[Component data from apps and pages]
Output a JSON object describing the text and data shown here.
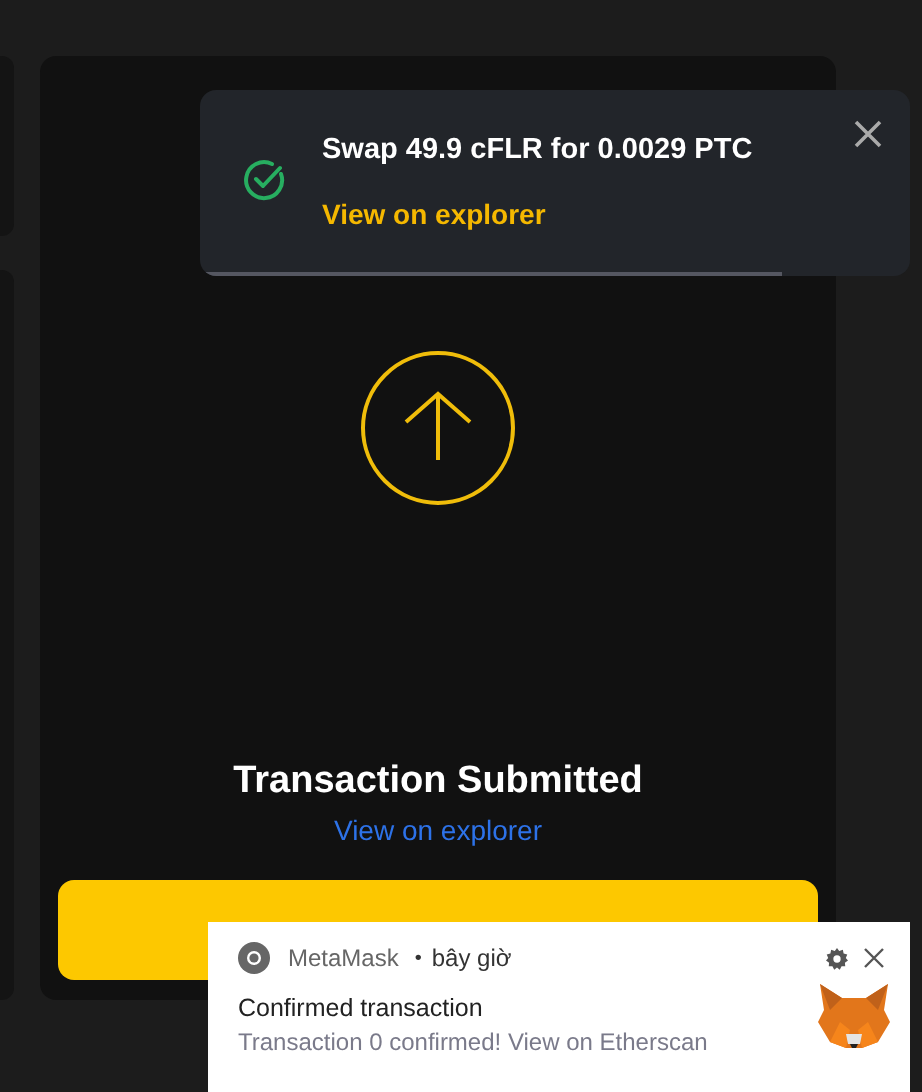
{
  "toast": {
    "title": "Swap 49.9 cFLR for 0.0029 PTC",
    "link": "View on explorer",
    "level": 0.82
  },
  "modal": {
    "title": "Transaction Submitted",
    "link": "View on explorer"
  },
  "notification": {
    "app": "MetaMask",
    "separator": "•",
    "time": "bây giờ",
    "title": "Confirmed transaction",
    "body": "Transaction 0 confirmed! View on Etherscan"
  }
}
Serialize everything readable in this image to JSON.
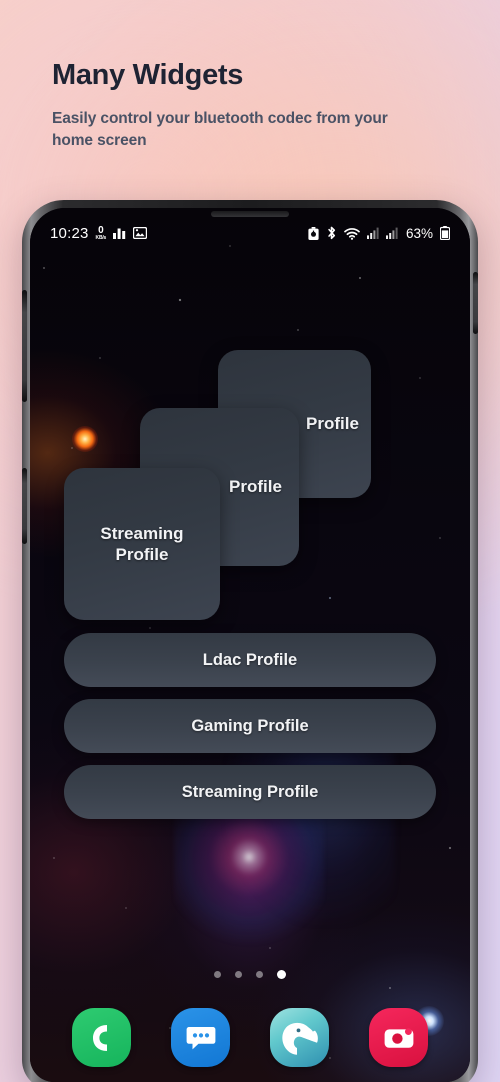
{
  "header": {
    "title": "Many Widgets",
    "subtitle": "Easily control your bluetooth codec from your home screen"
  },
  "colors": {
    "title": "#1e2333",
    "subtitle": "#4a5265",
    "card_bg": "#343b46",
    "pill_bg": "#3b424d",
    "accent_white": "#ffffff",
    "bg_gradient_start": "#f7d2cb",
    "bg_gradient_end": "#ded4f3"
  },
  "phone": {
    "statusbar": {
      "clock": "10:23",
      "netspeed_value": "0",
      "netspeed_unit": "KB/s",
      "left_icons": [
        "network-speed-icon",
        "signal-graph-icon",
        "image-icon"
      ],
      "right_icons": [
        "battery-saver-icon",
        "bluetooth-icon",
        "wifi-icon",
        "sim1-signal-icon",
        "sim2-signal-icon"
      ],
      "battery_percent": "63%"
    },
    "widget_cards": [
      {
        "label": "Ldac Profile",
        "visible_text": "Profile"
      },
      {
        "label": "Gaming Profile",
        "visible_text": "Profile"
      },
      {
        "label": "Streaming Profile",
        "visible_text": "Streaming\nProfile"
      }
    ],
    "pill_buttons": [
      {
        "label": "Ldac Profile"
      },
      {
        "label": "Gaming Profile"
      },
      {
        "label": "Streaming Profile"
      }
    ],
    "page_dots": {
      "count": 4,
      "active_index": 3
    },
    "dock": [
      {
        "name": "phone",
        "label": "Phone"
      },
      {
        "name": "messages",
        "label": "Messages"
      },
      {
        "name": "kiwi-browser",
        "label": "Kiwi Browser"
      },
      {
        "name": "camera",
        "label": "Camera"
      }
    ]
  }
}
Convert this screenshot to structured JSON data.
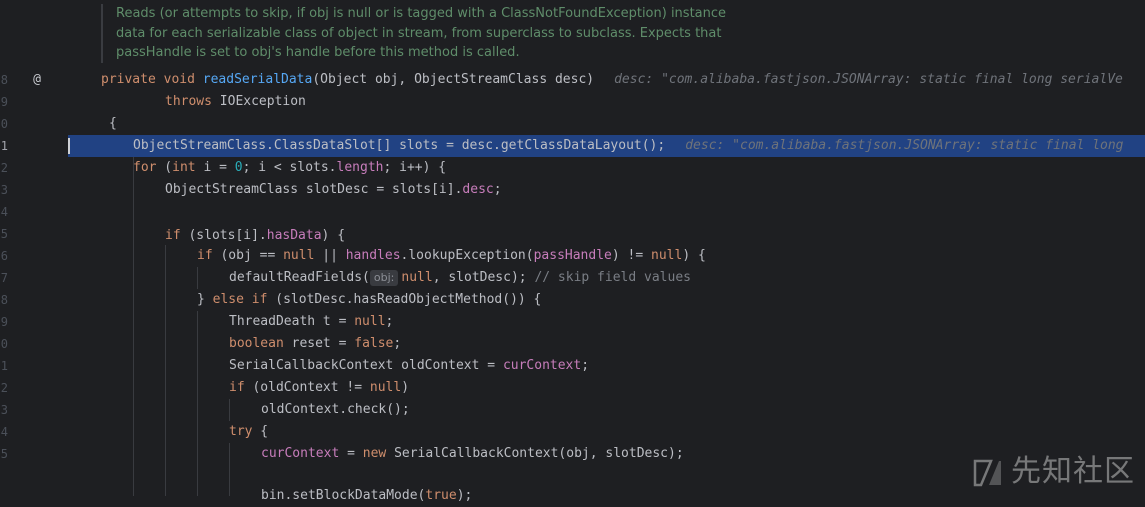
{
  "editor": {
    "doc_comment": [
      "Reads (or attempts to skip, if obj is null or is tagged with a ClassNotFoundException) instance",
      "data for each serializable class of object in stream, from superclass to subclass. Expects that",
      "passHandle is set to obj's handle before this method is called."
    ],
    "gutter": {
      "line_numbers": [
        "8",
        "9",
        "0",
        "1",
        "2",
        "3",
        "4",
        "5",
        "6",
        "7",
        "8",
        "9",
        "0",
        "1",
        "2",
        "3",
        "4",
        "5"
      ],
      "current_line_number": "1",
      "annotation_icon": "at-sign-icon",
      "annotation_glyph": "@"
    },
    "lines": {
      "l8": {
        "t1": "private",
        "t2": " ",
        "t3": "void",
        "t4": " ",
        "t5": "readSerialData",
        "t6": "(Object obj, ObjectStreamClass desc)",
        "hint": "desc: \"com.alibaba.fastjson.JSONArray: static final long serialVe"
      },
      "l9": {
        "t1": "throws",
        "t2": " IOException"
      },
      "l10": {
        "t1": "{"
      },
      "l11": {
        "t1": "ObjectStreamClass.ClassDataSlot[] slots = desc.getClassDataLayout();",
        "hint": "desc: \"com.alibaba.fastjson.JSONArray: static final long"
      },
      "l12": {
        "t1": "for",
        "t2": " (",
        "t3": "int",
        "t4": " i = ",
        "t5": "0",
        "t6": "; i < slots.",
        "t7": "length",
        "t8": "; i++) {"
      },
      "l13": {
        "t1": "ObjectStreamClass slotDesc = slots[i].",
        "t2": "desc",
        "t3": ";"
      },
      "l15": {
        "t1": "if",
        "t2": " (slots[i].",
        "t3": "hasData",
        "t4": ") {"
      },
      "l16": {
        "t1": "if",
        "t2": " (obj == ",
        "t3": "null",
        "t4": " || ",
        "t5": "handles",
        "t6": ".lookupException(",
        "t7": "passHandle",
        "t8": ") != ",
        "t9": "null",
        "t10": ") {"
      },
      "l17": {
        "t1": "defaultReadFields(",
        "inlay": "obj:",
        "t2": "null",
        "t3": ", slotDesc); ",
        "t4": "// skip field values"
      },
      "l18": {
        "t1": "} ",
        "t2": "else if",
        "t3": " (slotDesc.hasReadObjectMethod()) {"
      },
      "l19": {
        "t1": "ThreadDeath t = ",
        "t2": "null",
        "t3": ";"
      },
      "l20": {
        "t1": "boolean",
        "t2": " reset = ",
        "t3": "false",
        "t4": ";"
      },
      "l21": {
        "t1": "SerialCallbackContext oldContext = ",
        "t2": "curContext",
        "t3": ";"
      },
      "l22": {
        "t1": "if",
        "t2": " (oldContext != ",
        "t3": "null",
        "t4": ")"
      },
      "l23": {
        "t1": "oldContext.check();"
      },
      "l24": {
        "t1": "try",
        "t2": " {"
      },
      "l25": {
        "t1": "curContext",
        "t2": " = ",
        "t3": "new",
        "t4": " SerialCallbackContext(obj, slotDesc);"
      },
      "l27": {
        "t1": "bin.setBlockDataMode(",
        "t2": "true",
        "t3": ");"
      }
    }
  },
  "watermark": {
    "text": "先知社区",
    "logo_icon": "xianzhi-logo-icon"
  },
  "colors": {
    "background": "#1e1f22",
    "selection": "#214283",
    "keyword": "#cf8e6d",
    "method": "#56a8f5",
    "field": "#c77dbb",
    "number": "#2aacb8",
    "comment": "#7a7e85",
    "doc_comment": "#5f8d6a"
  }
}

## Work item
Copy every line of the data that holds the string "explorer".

## Solution
    "link": "View on explorer",
    "link": "View on explorer"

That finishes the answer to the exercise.